Civelek is one of the countless victims of Turkey’s massive purge of supporters of the Gülen movement, which is labeled as a terrorist organization by the Turkish government.
Civelek’s wife, two daughters aged 3 and 8, his mother and his father-in-law paid him a visit at Keskin Prison in Turkey’s central Kırklareli province in early December. In an auto accident on the way home to Düzce, his two children, mother and father-in-law died immediately, while his wife Hatice was hospitalized with broken ribs and other injuries.
In a letter Hatice Civelek called for help from the Turkish authorities and public, saying: “I am asking for your help as a person who lost her children, father, job and health. My only source of support, my husband Enes Civelek, has been experiencing serious psychological problems. I want him to be treated. Please, hear my voice.”
The woman said her husband also has other health problems such as diabetes and high cholesterol, which have worsened in prison.
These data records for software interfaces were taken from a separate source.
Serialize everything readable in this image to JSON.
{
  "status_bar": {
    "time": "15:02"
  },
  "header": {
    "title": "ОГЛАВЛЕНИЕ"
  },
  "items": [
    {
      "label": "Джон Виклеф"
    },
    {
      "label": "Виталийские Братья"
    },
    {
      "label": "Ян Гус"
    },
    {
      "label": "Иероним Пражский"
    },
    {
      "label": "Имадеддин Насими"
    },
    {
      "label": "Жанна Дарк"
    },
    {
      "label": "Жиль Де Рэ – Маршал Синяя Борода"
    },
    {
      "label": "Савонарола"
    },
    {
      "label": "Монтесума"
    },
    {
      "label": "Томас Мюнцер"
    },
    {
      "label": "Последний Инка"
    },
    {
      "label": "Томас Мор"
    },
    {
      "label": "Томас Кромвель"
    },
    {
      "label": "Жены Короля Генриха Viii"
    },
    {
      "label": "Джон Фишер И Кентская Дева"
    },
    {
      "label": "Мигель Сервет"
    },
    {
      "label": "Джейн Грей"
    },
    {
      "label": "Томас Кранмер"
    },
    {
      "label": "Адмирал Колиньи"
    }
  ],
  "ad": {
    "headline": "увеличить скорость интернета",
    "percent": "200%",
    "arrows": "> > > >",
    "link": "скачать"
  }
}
In February Enes Civelek was handed down a sentence of 25 years, six months on charges of membership in a terrorist organization and leading a terrorist organization. The sentences were the upper limit for the crimes and were increased by half.
The Turkish government accuses the Gülen movement of masterminding a failed coup attempt on July 15, 2016 and labels it a “terrorist organization,” although the movement strongly denies involvement in the coup attempt or any terrorist activity.
Civelek, a former Turkish language teacher, has been behind bars since June 2017. His wife, Hatice, a primary school teacher, was one of the thousands of teachers who were removed from their jobs by a government decree issued in September 2016 due to alleged Gülen links.
In similar trials, courts handed down sentences to the defendants either on charges of membership in a terrorist organization or leading a terrorist organization. In Civelek’s case, the court sentenced him on both charges.
The charges against Civelek stem from the time he served as an administrator of a Gülen-linked dormitory in Ankara’s Beypazarı district 13 years ago.
US-based Turkish-Islamic cleric Fethullah Gülen, who inspired the movement, strongly denied having any role in the failed coup and called for an international investigation into it, but Turkish President Recep Tayyip Erdoğan — calling the coup attempt “a gift from God” — and the government initiated a widespread purge aimed at cleansing sympathizers of the movement from within state institutions, dehumanizing its popular figures and putting them in custody.
Following the coup attempt, more than 150,000 people were removed from state jobs while in excess of 30,000 others were jailed and some 600,000 people have been investigated on allegations of terrorism due to alleged Gülen links.